Anders Borg is being investigated for inappropriate and offensive behaviour, but has denied the charges.
LONDON – Anders Borg has resigned as deputy chairman of tech investment group Kinnevik following allegations of drunken and inappropriate behaviour at a party.
Swedish police are investigating Borg, who was Sweden's finance minister between 2006 and 2014, for sexual harassment, affront and unlawful threats.
Borg also resigned his post at investment bank Citi.
"Anders Borg has informed us that he is resigning from his role as a senior advisor to Citi," a spokesperson for the bank said in an email.
Borg issued an initial apology on Facebook, but did not accepted the allegations.
He said he had been under a lot of pressure in recent months and had blacked out. "I would like to apologise sincerely to those present who took offence. Feeling great disappointment and remorse over my behaviour," he wrote.
In a second statement, Borg said he had chosen to leave his positions at Kinnevik and at Bima, an insurance company, amid the media frenzy, but maintained he had done nothing criminal.
"I cannot comment on the situation that has arisen further. My apology on Facebook was about me being rude. It should not be interpreted as a recognition of a crime. I haven't done anything criminal," he said.

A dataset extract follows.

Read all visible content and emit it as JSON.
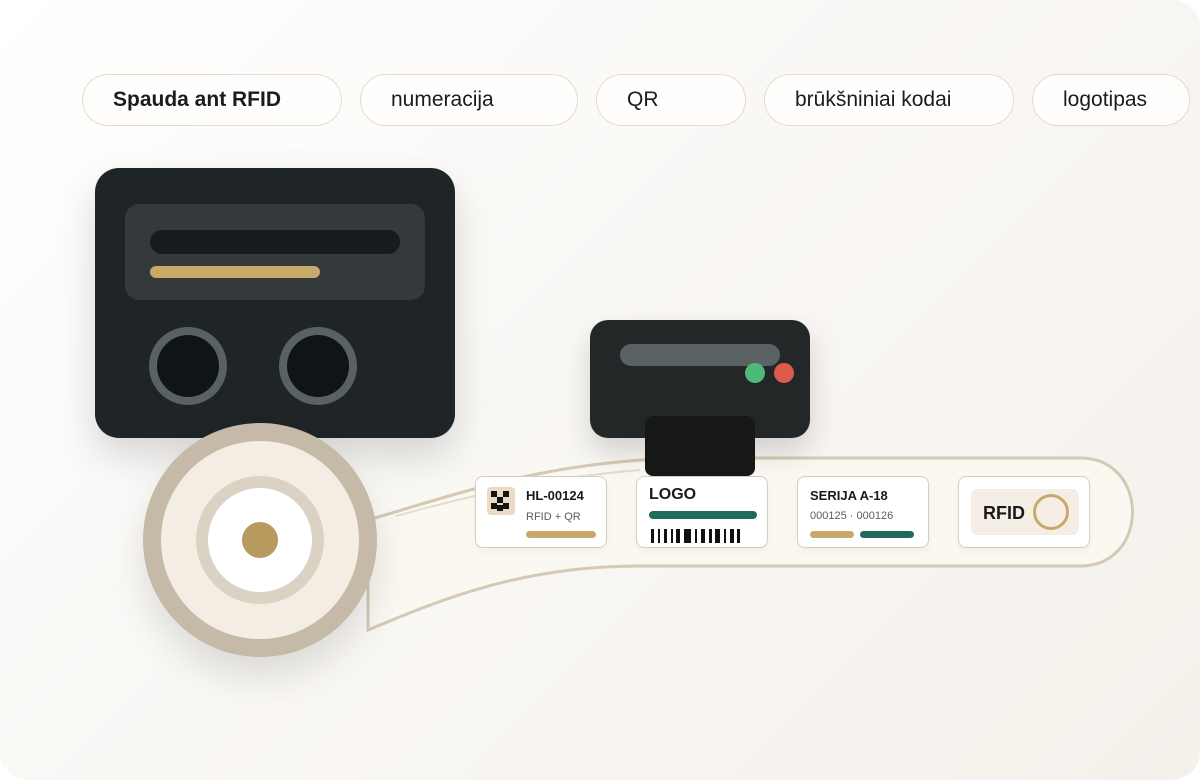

At the party in question, which occurred in July, Borg is said to have threatened guests, used misogynistic language and exposed himself, according to several Swedish newspapers citing anonymous sources.
Borg's colleague Anna Kinberg Batra, Leader of the Moderate Party, said she welcomed the police investigation and that the allegations were "very serious," which prompted Borg to criticise her for political point-scoring.

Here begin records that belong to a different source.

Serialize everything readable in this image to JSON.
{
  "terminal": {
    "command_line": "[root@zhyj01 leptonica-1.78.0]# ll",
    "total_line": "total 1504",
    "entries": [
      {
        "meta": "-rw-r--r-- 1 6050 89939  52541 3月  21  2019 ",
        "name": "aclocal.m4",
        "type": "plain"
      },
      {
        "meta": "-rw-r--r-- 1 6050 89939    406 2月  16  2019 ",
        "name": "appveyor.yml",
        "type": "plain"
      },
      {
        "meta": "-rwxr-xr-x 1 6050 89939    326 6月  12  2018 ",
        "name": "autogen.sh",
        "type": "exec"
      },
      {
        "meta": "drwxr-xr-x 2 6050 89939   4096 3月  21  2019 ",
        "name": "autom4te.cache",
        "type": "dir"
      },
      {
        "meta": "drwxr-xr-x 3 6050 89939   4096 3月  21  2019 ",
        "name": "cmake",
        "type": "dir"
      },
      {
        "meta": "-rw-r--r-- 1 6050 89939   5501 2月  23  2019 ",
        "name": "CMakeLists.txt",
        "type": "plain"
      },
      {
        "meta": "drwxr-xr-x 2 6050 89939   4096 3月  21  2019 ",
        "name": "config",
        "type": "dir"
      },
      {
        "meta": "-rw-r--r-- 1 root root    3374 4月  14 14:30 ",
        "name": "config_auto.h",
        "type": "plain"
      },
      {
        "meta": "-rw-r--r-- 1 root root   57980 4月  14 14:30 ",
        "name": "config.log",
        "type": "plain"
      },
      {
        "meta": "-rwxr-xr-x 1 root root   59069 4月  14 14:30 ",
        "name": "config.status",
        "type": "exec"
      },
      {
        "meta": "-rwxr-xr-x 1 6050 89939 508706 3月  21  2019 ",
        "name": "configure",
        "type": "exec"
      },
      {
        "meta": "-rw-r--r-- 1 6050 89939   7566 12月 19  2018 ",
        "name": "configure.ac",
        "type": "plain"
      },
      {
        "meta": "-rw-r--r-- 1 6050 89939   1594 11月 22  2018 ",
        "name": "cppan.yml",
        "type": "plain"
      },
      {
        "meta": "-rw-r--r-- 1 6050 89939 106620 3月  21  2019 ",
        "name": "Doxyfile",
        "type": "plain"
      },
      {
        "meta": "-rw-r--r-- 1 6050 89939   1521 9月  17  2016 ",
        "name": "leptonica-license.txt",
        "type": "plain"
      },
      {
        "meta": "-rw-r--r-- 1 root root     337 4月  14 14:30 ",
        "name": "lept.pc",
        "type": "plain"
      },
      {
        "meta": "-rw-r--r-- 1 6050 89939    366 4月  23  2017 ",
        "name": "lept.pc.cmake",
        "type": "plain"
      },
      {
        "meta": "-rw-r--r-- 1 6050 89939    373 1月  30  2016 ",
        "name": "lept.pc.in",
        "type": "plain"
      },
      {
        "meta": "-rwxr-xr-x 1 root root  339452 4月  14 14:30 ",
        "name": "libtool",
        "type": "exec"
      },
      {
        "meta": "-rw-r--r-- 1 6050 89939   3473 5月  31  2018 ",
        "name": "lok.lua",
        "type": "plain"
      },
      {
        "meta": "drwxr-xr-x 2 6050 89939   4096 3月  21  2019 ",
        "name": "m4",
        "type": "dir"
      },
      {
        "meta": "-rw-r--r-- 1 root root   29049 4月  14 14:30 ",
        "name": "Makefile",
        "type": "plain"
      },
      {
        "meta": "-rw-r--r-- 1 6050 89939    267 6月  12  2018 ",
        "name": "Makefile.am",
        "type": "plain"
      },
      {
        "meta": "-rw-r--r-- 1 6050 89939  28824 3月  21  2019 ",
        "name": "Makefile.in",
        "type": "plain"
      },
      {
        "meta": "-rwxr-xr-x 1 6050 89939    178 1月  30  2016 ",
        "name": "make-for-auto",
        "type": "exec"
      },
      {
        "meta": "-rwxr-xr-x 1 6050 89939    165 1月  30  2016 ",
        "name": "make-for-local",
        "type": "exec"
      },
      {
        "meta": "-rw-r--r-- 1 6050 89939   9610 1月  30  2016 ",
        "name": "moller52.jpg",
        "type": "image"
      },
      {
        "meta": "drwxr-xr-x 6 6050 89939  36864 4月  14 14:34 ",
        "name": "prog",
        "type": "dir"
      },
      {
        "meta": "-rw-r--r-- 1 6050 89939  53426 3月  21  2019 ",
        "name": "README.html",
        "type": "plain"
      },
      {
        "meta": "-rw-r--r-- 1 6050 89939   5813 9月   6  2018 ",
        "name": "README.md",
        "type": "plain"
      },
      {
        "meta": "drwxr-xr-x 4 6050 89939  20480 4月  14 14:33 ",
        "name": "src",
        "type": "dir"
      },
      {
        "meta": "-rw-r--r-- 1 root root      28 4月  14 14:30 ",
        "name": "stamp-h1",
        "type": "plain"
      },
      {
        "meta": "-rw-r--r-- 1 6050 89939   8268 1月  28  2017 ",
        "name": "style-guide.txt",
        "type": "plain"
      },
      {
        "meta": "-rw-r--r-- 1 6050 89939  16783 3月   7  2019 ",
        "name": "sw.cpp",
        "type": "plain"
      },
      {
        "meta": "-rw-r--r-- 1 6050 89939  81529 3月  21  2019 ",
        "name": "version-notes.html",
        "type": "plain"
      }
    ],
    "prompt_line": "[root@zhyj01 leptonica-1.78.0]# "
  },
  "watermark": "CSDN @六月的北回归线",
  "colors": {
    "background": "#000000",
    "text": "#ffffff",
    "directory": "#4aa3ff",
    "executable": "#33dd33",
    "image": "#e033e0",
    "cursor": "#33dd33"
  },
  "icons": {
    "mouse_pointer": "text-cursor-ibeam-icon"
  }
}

Kinnevik said on Sunday that Henrik Poulsen, of Dong Energy, would replace Borg.